*Instructions to follow:* Present the count of lines in the entries below that hold "value", and present nothing else.

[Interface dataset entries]
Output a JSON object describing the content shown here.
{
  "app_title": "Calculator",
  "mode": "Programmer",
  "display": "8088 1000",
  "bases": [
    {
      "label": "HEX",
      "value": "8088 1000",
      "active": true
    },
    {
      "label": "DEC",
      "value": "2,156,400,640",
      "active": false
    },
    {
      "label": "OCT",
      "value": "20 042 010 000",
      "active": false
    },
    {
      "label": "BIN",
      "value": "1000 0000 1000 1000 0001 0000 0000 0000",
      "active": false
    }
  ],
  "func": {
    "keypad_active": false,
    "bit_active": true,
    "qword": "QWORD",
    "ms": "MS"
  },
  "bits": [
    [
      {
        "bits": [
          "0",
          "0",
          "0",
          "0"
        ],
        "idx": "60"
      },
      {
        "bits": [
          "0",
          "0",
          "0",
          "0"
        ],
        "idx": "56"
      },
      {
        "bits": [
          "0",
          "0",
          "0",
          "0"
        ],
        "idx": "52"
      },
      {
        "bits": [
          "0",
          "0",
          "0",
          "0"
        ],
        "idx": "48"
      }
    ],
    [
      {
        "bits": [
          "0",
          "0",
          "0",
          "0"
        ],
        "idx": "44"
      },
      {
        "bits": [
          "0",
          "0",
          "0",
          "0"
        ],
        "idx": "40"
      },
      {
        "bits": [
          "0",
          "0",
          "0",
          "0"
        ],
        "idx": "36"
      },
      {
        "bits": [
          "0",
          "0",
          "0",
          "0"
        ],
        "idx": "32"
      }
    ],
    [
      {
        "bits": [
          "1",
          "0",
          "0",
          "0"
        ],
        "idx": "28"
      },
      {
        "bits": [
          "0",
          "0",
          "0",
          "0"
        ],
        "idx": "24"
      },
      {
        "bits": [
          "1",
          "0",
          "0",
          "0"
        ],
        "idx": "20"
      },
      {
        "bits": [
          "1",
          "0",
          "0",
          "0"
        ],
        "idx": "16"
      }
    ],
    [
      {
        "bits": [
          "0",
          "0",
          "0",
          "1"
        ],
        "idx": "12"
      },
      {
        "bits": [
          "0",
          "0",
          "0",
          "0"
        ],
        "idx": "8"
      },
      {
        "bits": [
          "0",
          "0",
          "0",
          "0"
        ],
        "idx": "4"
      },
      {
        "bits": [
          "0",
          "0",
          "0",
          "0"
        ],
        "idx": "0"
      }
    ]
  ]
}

*Answer space:* 4